In early October, I wrote a Shotgun Review for Art Practical on the opening of the Ever After exhibition at the Chapel of the Chimes in Oakland. Over the weekend, I attended the closing exhibition, which included some wonderful performance pieces. Admittedly, I’m not the biggest fan of performance art but when it’s done well, it’s quite the experience. Below, I’ve posted a few photos of my favorite pieces at the closing. Reflection to follow.

Please click on the images below to learn more about the artists.

Artist: Emmanuelle Namont Kouznetsov
Artist: Justin Hoover
Artist: Terrance Graven

Ever After, an exhibition curated by curatorial collective, OFFSpace, is one of the most memorable art openings I’ve experienced (ever). The show resides in what most individuals would consider a rather unorthodox and unusual place for an art exhibition – a columbarium. Yes, you read that correctly. This show is in a columbarium. Currently in the process of revising and editing pieces for publication and rest assured (no pun intended), my review of Ever After is in the works. For now, please view some of the photos from the opening.

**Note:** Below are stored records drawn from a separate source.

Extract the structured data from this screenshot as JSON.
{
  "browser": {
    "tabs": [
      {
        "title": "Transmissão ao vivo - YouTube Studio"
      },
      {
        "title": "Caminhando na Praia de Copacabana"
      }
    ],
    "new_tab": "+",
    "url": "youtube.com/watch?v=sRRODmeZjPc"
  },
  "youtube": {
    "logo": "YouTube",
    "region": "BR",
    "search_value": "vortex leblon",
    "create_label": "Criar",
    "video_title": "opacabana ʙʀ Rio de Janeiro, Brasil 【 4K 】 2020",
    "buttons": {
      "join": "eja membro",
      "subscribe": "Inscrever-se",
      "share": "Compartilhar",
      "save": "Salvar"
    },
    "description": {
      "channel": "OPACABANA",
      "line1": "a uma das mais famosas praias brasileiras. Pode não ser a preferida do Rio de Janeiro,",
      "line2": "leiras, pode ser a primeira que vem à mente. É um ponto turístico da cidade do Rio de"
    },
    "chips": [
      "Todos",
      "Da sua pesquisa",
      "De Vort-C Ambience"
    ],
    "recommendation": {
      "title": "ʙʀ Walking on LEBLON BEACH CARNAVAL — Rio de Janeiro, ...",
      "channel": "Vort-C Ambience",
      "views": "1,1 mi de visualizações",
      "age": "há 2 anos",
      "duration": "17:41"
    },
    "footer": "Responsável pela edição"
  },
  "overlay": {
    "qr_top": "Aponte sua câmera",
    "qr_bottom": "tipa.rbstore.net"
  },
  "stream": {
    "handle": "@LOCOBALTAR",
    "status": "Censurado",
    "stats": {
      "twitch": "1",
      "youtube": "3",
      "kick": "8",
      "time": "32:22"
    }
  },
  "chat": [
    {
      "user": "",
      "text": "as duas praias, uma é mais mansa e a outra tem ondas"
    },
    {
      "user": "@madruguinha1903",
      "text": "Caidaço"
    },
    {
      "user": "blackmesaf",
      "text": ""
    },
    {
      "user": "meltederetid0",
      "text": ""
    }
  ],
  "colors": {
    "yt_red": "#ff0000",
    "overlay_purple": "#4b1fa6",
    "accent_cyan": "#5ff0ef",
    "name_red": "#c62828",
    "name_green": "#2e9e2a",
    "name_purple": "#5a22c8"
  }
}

Visitors looking at Andrew Witrak's piece, Dixie Cup Phone (2011), Paper, silk thread, gouache paint, dimensions variable
Exploring Julia Morgan's architecture work while searching for the artwork spread throughout the columbarium
Walking around and getting lost
In Blessed (name of the room), searching for Marya Krogstad and Emmanuelle Namont Kouznetsov's work. Found Krogstad but learned Kouznetsov's work had to be moved.
Elyse Hochstadt's work, Untitled (Reliquary) (2011), Ash, 36" x 12" x 4"
Chimes Chapel entrance